When I request for a reading copy of this from the publisher, I thought that this is a graphic novel because that is what Yen Press is well-known for. Instead, it is a light novel based on the Japanese animated movie with the title, "Mirai no Mirai" or Mirai's Future/Mirai in the Future in English translation. Before reading this, I searched first on the aforementioned film and watching those movie trailers enticed me to read this novel immediately. However, I reckon that this book just literally narrated the story from the movie and that there were no further enhancements done. Consequently, I find that this adaptation was loosely and hastily done. I like how it follows the exact story of the film but I believe that Mamoru Hosoda should have added some spice to the narrative to better improve it. In spite of that, I would still anticipate when the movie will be available on online streaming websites because I want to compare it with the novel adaptation.
MoodCat 3 months ago

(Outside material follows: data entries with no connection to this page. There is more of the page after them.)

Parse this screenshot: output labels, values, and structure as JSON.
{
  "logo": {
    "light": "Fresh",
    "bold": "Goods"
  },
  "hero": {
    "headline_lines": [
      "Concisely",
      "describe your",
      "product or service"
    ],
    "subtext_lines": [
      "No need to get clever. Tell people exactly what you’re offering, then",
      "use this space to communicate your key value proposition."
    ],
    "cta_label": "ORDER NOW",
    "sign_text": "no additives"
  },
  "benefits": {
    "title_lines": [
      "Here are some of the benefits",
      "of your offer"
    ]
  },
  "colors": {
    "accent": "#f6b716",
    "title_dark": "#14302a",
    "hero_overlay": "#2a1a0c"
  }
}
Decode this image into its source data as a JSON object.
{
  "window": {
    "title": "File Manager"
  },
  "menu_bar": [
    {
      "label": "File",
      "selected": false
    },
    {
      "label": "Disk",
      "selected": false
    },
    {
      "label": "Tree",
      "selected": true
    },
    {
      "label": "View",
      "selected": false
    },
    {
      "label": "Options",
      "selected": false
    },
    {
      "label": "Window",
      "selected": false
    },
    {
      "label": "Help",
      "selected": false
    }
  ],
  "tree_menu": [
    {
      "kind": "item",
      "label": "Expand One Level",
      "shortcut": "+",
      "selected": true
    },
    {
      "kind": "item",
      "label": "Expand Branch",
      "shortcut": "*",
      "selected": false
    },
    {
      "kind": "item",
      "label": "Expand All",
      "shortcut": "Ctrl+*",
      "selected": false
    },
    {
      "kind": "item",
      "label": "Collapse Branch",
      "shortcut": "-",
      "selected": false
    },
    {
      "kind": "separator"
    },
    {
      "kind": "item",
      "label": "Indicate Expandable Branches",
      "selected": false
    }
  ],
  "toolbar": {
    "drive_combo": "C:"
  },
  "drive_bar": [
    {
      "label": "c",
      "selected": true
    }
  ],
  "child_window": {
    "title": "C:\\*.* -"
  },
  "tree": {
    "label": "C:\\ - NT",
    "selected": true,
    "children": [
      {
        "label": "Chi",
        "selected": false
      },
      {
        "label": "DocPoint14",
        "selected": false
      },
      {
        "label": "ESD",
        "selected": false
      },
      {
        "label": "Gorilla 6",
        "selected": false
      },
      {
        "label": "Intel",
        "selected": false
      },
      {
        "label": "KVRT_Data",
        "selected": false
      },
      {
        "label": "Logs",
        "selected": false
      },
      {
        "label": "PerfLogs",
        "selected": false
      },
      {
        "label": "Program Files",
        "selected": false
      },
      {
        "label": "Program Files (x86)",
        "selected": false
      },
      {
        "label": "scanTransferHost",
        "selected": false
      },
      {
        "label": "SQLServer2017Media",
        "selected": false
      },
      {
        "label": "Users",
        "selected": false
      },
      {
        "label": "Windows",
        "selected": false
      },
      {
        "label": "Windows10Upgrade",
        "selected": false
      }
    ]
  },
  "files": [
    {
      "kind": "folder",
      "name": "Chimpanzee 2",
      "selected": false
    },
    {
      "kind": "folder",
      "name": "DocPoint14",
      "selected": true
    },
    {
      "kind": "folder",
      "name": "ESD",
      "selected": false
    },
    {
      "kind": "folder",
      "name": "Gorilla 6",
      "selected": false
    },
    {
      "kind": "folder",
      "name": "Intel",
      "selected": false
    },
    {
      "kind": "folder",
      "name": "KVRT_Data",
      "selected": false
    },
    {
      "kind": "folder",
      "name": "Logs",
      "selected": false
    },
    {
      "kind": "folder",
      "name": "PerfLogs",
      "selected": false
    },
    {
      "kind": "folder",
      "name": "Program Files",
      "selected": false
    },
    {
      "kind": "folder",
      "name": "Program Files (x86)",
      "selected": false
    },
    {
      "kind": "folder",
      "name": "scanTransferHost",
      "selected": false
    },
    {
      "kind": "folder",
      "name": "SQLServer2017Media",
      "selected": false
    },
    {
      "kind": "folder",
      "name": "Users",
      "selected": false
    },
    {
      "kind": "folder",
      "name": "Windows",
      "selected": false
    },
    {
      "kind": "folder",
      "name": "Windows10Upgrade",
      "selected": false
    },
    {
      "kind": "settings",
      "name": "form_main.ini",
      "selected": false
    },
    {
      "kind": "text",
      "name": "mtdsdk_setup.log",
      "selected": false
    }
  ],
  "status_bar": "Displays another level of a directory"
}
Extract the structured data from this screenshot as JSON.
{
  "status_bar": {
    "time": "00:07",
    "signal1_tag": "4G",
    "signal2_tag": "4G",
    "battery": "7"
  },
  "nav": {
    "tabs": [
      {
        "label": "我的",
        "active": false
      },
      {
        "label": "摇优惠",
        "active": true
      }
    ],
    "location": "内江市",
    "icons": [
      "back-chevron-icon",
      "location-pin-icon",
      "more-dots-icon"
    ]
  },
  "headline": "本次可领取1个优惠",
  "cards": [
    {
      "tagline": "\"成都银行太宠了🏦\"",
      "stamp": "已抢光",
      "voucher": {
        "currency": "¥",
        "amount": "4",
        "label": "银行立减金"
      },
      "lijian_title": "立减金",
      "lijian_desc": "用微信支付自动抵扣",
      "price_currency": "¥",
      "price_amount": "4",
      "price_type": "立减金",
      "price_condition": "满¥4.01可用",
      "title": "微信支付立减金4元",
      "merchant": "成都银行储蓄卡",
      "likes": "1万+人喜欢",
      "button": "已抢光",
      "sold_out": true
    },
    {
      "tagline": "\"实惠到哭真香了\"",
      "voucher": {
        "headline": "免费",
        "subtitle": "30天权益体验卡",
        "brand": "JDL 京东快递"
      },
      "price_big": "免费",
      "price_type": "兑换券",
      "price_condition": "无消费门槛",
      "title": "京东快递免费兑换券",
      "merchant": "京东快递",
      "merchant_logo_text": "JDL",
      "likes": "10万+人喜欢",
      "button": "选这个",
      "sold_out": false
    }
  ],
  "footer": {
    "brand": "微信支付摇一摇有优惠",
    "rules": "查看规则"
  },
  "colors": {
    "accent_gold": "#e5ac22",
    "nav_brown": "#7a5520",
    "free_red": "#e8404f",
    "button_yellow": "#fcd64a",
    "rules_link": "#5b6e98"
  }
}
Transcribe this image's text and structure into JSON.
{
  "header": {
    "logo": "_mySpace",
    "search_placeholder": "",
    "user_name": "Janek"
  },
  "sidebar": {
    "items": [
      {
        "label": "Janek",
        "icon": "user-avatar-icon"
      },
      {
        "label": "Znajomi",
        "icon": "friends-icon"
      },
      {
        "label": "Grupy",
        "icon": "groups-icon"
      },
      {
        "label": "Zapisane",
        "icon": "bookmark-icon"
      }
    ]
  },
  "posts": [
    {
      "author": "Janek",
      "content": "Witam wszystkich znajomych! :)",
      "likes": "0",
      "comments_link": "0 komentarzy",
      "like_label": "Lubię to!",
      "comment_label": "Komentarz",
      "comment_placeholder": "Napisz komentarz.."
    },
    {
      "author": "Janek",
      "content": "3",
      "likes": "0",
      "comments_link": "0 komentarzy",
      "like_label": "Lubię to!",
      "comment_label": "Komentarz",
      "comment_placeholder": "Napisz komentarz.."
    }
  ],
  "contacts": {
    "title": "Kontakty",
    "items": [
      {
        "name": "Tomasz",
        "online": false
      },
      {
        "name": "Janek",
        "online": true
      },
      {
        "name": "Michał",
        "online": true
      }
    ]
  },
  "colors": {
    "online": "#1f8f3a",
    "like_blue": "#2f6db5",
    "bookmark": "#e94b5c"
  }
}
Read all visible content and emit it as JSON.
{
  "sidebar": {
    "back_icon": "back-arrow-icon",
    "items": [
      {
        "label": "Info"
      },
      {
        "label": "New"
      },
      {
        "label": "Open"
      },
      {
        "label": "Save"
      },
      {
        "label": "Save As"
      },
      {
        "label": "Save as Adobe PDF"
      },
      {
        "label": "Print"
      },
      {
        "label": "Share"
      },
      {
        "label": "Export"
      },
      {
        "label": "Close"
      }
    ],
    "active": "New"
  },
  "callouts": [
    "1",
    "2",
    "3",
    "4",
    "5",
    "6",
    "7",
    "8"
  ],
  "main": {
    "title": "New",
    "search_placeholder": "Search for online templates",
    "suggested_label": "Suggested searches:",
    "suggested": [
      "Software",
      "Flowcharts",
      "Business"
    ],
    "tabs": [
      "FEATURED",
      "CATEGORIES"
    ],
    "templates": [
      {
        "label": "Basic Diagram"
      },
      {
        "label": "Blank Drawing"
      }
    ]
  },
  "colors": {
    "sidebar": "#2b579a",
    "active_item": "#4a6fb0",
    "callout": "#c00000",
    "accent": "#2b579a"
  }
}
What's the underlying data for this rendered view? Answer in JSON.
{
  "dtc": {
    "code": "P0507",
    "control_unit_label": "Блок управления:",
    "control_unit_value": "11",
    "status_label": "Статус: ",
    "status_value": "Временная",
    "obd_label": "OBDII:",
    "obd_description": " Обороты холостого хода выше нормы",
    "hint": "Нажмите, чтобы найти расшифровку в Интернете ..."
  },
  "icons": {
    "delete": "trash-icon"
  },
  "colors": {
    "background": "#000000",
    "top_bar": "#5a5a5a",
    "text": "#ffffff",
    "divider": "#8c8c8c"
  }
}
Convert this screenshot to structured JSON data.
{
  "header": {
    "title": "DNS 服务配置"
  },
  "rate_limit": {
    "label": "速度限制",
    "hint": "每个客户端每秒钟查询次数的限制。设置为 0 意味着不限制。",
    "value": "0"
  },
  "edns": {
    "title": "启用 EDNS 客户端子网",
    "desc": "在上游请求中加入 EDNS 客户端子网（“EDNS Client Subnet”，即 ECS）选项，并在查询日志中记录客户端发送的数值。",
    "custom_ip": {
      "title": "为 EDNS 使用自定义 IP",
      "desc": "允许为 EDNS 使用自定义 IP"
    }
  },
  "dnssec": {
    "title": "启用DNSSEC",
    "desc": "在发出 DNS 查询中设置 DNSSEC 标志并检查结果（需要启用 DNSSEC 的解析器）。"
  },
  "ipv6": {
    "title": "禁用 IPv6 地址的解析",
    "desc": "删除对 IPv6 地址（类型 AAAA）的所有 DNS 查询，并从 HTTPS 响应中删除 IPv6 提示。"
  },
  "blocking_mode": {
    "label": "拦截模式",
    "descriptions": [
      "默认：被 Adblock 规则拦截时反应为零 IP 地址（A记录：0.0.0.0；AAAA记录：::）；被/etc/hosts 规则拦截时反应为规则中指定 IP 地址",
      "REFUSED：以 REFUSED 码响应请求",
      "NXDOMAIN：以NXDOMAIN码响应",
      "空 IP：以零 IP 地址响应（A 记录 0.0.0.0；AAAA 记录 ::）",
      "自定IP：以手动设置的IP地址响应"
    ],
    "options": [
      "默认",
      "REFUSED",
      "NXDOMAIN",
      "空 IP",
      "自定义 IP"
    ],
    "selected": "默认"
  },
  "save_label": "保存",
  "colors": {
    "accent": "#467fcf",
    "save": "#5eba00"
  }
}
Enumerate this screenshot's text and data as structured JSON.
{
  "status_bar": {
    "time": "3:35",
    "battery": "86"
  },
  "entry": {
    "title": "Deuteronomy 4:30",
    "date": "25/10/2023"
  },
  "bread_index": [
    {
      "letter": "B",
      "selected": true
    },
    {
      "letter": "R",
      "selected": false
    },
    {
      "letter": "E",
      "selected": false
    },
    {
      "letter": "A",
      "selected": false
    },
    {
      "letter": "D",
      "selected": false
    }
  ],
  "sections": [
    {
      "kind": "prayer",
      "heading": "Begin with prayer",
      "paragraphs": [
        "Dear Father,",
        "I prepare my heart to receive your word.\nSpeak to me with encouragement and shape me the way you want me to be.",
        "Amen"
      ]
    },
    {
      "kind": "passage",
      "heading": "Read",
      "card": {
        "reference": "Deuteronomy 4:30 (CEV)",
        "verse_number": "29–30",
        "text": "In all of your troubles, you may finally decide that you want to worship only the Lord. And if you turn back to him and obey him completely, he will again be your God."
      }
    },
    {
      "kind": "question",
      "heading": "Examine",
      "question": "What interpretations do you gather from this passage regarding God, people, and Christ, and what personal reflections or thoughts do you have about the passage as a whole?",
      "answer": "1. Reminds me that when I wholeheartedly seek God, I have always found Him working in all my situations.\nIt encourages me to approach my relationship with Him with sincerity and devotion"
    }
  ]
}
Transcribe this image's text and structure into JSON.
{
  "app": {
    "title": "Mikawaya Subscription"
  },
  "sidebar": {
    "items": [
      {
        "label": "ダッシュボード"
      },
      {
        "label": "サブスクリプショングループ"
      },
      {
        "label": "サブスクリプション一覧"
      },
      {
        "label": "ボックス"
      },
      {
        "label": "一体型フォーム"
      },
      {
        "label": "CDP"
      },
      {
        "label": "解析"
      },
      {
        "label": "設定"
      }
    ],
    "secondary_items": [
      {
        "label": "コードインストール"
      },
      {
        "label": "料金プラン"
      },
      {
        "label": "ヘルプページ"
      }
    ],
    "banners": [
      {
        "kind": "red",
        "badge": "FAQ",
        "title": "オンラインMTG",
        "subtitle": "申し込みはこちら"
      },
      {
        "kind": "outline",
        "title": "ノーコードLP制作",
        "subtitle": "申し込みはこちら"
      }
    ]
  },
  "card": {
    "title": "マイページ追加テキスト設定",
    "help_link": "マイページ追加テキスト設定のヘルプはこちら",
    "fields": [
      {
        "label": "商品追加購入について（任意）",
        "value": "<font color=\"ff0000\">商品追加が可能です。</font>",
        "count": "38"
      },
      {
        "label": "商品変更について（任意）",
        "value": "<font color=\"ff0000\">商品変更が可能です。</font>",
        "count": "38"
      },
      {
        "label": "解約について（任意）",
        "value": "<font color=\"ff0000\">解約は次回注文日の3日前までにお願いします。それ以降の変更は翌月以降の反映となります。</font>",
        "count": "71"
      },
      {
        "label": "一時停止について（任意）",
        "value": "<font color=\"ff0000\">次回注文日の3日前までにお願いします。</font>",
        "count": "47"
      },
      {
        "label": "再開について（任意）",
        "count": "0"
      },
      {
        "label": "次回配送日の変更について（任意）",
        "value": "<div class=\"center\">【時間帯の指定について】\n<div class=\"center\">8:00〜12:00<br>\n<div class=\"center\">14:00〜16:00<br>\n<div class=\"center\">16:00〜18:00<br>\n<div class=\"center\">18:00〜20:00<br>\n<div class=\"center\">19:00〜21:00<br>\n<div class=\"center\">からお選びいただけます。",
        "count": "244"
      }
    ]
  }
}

Kun is a 4 years old boy that lost the only son title and he’s not happy. Love for her new sister didn’t emerge at the first sight. Through the story Kun faces several problems all related with his family and their love. He questions their love for him and the feeling of replacement is constant. But, with every problem comes a solution and from that we learn a lot how things are in life. Kun is not exception. Why is this book interesting? Because the way Kun learns to understand the others in a very creative way. His imagination or not, is very useful to his personal growth. He sees the changes that come with a new family member, distinct in this family, and struggles for attention. I liked seeing the father in this book. The responsibility he takes for his newborn daughter completely different from Kun shows maturity and comprehension for his wife. Nowadays it’s more normal to see the man taking care of the babe but still marks and surprises. And this book relates his learning in taking care of the baby and the house, something the character never did. The roles change, the father is at home and the wife is the one working outside. I found this story cute and interesting about what can be a modern family in Japan. I wanted to see more of Kun and Mirai interaction and their growth together.